Bales Make Better Maze

Repeat visitors to the Bozeman Maze are likely to find a different path every time they show up. Constructed with 3,500 big and little wheat straw bales, maze master Dale Mandeville changes the 4 to 6-ft. tall walls mid season.

“I can swing a few walls around and in 2 or 3 hrs. completely change the path of the maze,” he says. “Doing that every couple weeks keeps people coming back.”

Mandeville’s mazes have proven popular since he built his first one in 1998. Each year the size and complexity have grown and so have the number of visitors. In recent years he has hosted between 6,000 and 7,000 visitors over a 4-week season. This year he expanded the season to 6 weeks.

For Mandeville, the bale maze has several advantages over corn mazes, besides the ability to change the design. “Corn mazes take up a lot of space,” he says. “We have a few acres on the edge of Bozeman, Mont., with room for the maze, parking and more. The straw is local with little value, and the bales lend themselves to complex designs.”

Mandeville’s first maze consisted of 500 small square bales and 60 large round ones that he baled on his grandfather’s farm. The next year the number of bales had tripled, and the design was more complex.
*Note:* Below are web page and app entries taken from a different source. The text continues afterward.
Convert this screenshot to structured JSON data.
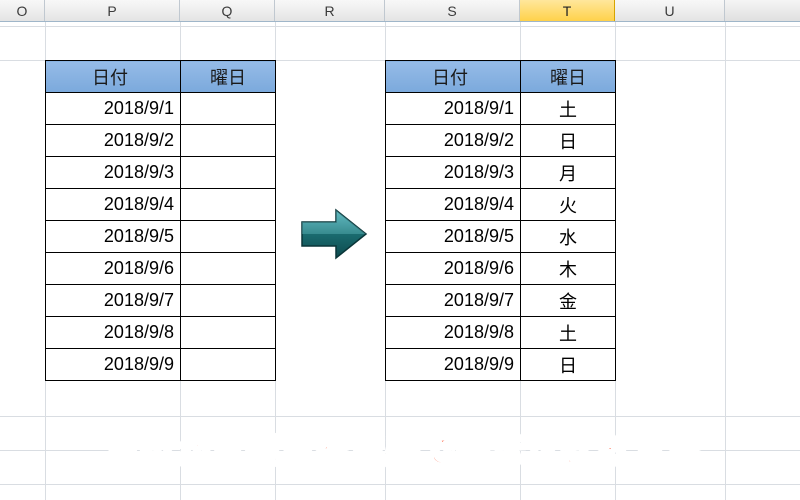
{
  "columns": [
    {
      "id": "O",
      "cls": "col-O",
      "active": false
    },
    {
      "id": "P",
      "cls": "col-P",
      "active": false
    },
    {
      "id": "Q",
      "cls": "col-Q",
      "active": false
    },
    {
      "id": "R",
      "cls": "col-R",
      "active": false
    },
    {
      "id": "S",
      "cls": "col-S",
      "active": false
    },
    {
      "id": "T",
      "cls": "col-T",
      "active": true
    },
    {
      "id": "U",
      "cls": "col-U",
      "active": false
    }
  ],
  "table_left": {
    "headers": {
      "date": "日付",
      "day": "曜日"
    },
    "rows": [
      {
        "date": "2018/9/1",
        "day": ""
      },
      {
        "date": "2018/9/2",
        "day": ""
      },
      {
        "date": "2018/9/3",
        "day": ""
      },
      {
        "date": "2018/9/4",
        "day": ""
      },
      {
        "date": "2018/9/5",
        "day": ""
      },
      {
        "date": "2018/9/6",
        "day": ""
      },
      {
        "date": "2018/9/7",
        "day": ""
      },
      {
        "date": "2018/9/8",
        "day": ""
      },
      {
        "date": "2018/9/9",
        "day": ""
      }
    ]
  },
  "table_right": {
    "headers": {
      "date": "日付",
      "day": "曜日"
    },
    "rows": [
      {
        "date": "2018/9/1",
        "day": "土"
      },
      {
        "date": "2018/9/2",
        "day": "日"
      },
      {
        "date": "2018/9/3",
        "day": "月"
      },
      {
        "date": "2018/9/4",
        "day": "火"
      },
      {
        "date": "2018/9/5",
        "day": "水"
      },
      {
        "date": "2018/9/6",
        "day": "木"
      },
      {
        "date": "2018/9/7",
        "day": "金"
      },
      {
        "date": "2018/9/8",
        "day": "土"
      },
      {
        "date": "2018/9/9",
        "day": "日"
      }
    ]
  },
  "caption": "日付から曜日を自動で表示させる方法",
  "arrow_colors": {
    "fill1": "#1a6b6f",
    "fill2": "#3a9aa0",
    "stroke": "#0d3d40"
  }
}
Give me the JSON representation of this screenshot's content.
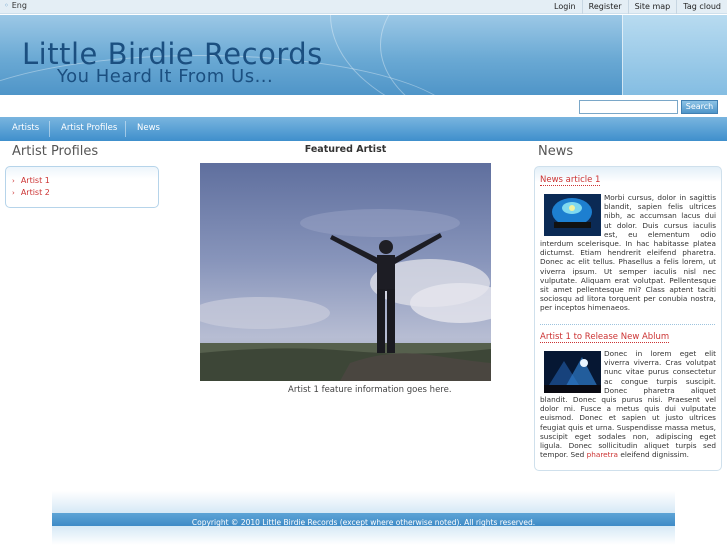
{
  "topbar": {
    "language": "Eng",
    "links": [
      "Login",
      "Register",
      "Site map",
      "Tag cloud"
    ]
  },
  "banner": {
    "title": "Little Birdie Records",
    "tagline": "You Heard It From Us..."
  },
  "search": {
    "value": "",
    "button_label": "Search"
  },
  "nav": {
    "items": [
      "Artists",
      "Artist Profiles",
      "News"
    ]
  },
  "left": {
    "heading": "Artist Profiles",
    "items": [
      "Artist 1",
      "Artist 2"
    ]
  },
  "featured": {
    "heading": "Featured Artist",
    "caption": "Artist 1 feature information goes here."
  },
  "news": {
    "heading": "News",
    "articles": [
      {
        "title": "News article 1",
        "body": "Morbi cursus, dolor in sagittis blandit, sapien felis ultrices nibh, ac accumsan lacus dui ut dolor. Duis cursus iaculis est, eu elementum odio interdum scelerisque. In hac habitasse platea dictumst. Etiam hendrerit eleifend pharetra. Donec ac elit tellus. Phasellus a felis lorem, ut viverra ipsum. Ut semper iaculis nisl nec vulputate. Aliquam erat volutpat. Pellentesque sit amet pellentesque mi? Class aptent taciti sociosqu ad litora torquent per conubia nostra, per inceptos himenaeos."
      },
      {
        "title": "Artist 1 to Release New Ablum",
        "body": "Donec in lorem eget elit viverra viverra. Cras volutpat nunc vitae purus consectetur ac congue turpis suscipit. Donec pharetra aliquet blandit. Donec quis purus nisi. Praesent vel dolor mi. Fusce a metus quis dui vulputate euismod. Donec et sapien ut justo ultrices feugiat quis et urna. Suspendisse massa metus, suscipit eget sodales non, adipiscing eget ligula. Donec sollicitudin aliquet turpis sed tempor. Sed",
        "link": "pharetra",
        "tail": "eleifend dignissim."
      }
    ]
  },
  "footer": {
    "copyright": "Copyright © 2010 Little Birdie Records (except where otherwise noted). All rights reserved."
  },
  "colors": {
    "accent": "#3f8fcc",
    "brand_text": "#1b4f80",
    "link": "#cc3333"
  }
}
With the exception of a few years when he was starting a family and an engineering career, Mandeville has done one ever since, each bigger and more complex than before. He does the design and lays it out with large bales and the initial layer of small bales. As they became more complex a problem developed moving bales into the middle of the design.
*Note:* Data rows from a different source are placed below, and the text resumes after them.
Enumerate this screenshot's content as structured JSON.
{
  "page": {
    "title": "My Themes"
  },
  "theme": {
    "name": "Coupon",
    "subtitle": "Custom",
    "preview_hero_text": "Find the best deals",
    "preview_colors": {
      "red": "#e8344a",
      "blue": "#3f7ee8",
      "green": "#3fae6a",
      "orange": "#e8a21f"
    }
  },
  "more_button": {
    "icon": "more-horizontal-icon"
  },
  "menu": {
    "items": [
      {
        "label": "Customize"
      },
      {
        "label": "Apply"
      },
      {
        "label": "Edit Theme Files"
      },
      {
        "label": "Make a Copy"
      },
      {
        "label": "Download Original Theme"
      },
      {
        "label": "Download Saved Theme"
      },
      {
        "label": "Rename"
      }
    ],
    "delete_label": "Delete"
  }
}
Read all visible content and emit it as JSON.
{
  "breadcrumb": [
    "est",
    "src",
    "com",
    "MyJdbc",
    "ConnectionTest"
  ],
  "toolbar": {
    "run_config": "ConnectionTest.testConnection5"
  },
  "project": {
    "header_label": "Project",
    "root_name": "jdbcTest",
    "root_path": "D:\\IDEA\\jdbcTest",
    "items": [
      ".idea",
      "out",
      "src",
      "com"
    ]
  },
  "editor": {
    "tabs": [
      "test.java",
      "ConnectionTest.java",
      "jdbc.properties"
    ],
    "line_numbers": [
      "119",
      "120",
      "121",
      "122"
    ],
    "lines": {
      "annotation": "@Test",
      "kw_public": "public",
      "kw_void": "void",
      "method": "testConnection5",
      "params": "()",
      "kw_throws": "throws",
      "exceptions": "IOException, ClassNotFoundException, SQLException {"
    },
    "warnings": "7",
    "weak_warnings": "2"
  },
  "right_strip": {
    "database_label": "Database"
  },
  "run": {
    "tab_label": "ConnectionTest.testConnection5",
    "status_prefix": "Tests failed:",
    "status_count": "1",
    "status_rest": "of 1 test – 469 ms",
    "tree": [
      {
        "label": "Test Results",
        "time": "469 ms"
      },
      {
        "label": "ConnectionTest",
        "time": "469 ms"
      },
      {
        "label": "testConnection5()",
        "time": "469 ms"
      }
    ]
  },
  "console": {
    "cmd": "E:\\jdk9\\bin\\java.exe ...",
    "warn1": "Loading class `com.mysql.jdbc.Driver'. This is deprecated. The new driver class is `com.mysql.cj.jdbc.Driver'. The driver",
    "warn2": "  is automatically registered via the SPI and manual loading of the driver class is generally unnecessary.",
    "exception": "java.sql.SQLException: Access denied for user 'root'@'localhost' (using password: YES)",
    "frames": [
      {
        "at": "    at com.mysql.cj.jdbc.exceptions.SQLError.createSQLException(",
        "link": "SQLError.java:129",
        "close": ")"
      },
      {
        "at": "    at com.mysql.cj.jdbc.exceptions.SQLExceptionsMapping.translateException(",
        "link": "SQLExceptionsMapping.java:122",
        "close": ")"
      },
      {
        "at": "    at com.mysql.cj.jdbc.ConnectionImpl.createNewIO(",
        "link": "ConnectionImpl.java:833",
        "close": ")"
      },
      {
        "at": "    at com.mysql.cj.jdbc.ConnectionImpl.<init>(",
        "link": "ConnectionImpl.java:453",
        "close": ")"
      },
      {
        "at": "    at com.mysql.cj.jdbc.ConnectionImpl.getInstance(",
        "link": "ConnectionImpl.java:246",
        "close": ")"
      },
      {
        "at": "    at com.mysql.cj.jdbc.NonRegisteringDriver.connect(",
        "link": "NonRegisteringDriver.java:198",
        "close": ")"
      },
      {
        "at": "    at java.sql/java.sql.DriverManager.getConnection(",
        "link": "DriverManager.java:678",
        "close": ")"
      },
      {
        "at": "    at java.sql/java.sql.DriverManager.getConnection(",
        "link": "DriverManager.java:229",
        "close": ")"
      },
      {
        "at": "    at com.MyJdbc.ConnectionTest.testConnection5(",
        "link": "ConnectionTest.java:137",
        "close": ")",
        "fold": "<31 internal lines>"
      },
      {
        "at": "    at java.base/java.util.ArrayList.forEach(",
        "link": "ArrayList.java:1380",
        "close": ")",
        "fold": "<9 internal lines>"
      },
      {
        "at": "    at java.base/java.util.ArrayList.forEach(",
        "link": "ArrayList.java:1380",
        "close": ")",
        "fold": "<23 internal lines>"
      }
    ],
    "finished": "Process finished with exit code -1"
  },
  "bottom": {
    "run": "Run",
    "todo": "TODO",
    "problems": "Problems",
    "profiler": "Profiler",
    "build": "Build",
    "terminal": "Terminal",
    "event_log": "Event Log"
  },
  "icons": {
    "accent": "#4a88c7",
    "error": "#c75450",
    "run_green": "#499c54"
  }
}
“By 2008 we were using 2,500 bales, and my dad came up with the idea of sliding them into the middle on 2 by 12’s,” recalls Mandeville. “Now we have a crew of 10 to 12 people who work 4 hrs. a day for 3 days. They put up all the second, third and fourth layers of small bales. We have a quad-copter with a camera that we use to see how we are coming.”
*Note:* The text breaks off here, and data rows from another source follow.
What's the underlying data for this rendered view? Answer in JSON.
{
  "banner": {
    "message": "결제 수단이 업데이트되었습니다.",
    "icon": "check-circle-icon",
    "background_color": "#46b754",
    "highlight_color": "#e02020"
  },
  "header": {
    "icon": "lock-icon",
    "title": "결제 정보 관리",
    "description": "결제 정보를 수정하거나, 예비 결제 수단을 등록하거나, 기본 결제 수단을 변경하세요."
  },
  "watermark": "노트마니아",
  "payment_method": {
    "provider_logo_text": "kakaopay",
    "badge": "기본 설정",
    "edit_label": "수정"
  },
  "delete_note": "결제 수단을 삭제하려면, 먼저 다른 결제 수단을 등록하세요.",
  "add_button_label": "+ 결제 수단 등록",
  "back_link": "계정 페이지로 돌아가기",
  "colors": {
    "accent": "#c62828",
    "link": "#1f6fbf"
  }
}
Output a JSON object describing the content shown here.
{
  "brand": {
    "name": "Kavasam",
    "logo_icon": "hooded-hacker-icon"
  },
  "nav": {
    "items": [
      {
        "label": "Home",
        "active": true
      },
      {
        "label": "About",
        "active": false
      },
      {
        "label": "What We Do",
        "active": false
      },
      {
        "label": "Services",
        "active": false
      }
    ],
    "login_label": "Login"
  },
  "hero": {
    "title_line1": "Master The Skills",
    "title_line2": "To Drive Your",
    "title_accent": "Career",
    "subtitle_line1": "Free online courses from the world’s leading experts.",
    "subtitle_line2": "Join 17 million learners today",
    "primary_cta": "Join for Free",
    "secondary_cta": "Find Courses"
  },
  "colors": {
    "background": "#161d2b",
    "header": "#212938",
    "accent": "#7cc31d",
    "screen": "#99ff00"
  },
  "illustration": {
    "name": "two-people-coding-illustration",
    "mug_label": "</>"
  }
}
In 2011, a fire broke out just ahead of the final weekend. Mandeville used a tractor and loader to create a firebreak around the burning bales as the fire department contained it. He lost about half the bales, but with the help of friends, rebuilt it and was open for business 30 hrs. later.

The uniqueness of the bale maze, the complexity of the design and rebuilding immediately after the fire has given Mandeville consistent media attention and promotion. He has also added attractions over the years, including cotton candy, popcorn concessions, a mini train, bungee trampoline and a corn bin (straw bale walls) for kids to play in. However, it’s the maze with 4 check points people have to find that that keep them coming back. Mandeville warns that a maze shouldn’t be too complex.

“Most people spend 20 to 40 min. finding their way through the maze,” he says. “However, we’ve had people in there for an hour or more. Now we have a tower with a guide who can help people who get stuck or need to get out quickly.”

Mandeville charges $7 admission with extra charges for some attractions.